Every entry must include written documentation of a minimum of 2 pages with a biblography. It can be easy to forget certain details during your oral presentation but written documentation gives you the opportunity to make sure you can cover the aspects of your piece you want and help show how you made the decisions you made. It’s a great way to show the judges what went into your pieces.
Documentation can take a couple of different forms depending on what you are comfortable with as long as the information you want to highlight is conveyed. The thing to remember is you want to move beyond just bringing photocopies of source material: to have something you wrote yourself explaining what you are entering. These two styles of documentation are:
Article Form:This is a more informal approach that allows the Competitor to create documentation suitable for publishing in an SCA newsletter as a standalone article on their piece. The language is more relaxed and the text has accompanying photos. Usually in this form, your documentation is between four to six pages. The guiding principle is to write to an audience who probably doesn’t know much about what you are entering. Competitors are encouraged to enter this style of documentation into the principality newsletter to share your interest with others following the competition!
- Note: This option is a new, trial approach to encourage a wider interest in entering A&S competitions.
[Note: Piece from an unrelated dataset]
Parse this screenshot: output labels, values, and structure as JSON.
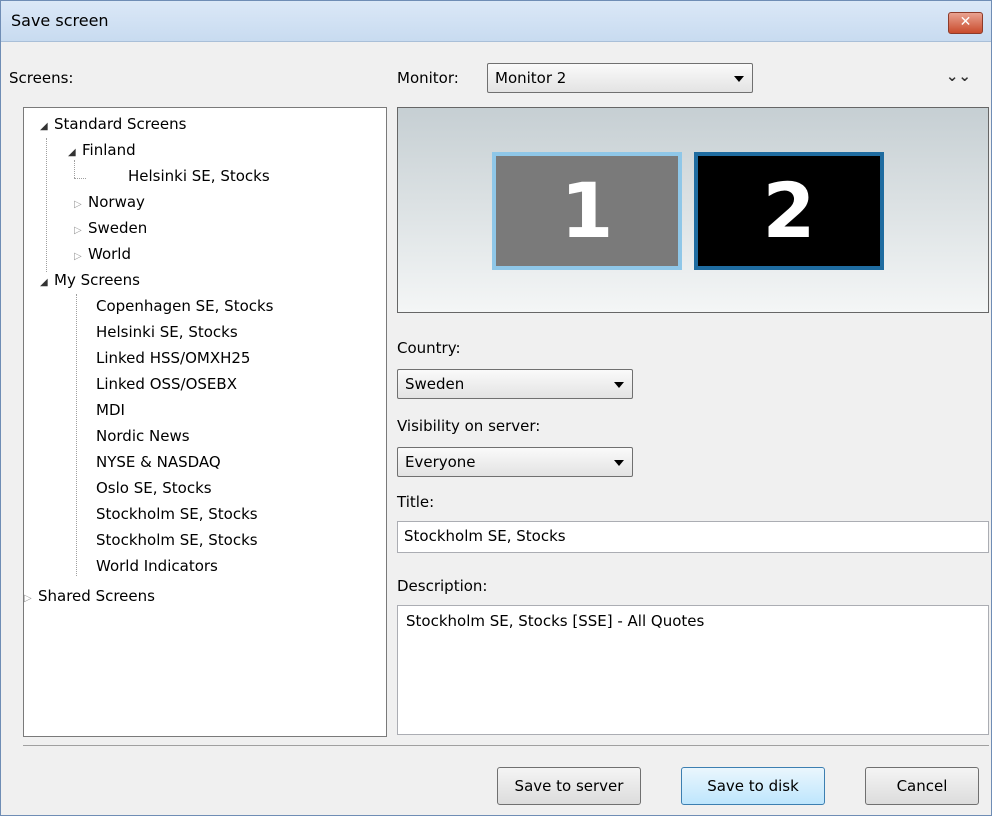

Their Highnesses reserve the right to adapt this option in future for the betterment of the competition. – Here is an example of this style: http://www.hucbald.ramst.ca/articles/leonardo_catapult.html
- Scientific Approach: This method involves writing a more traditional paper with structured sections and subsections (Introduction, Methods, Discussion, and Summary etc.). While this method does allow the Competitor to more fully explore a topic on paper, it can be too long for the judges to read in its entirety. There is no length range for this category; the paper is as long as it needs to be. This is the more common approach seen at the kingdom level at present.
- Make sure to choose an easy to read font for the text, like Arial or Times New Roman. You can always use more period looking fonts as Titles or Subtitles.
Some things you’ll want to cover:
Describe your piece:
- Who: Who wrote it? Who would have performed it? Who was it written for or its intended audience?
- What: What was the purpose the piece? What time period is it? What was the social impact of the piece? What made you choose this piece? What things were happening in the world that might have influenced the composer etc? What is the style of the piece? If music, what is the time signature, key, scale or mode etc…?
- When: When was this piece written? Performed? Were there earlier style examples or examples in other regions?
- Where: Where did the piece come from? What is its history? Where did the style originate?
- Why: Why was this popular/not popular? Why was it written? Why did you choose it? Why is this piece important?
- How: How was it performed or staged? How was it intended to be seen? How was it used in period? How did you rehearse it? How is your performance similar/different from in period?
- Give your piece a Context: Where is it from? What can you say about the culture and time?
- Processes involved: How did you create/rehearse it? How would it have been performed in period?
- Choices you made in creating the piece: Can you provide time and place appropriate examples for the choices you made? Did you have to choose modern techniques and materials?
- Summary paragraph: Sum up everything you just covered above.
- Give a Source Listing/Bibliography: what did you use to research your piece? This can be anything; a book, musical score, paper, reliable internet sources, an artifact, even a conversation with an expert. Please make sure to include copies/pictures of extent pieces, musical scores and period source material if possible.
There are many great reasons to enter this competition besides winning. Getting your work known in the Principality and being an active, contributing member of the Bardic community comes with its own rewards.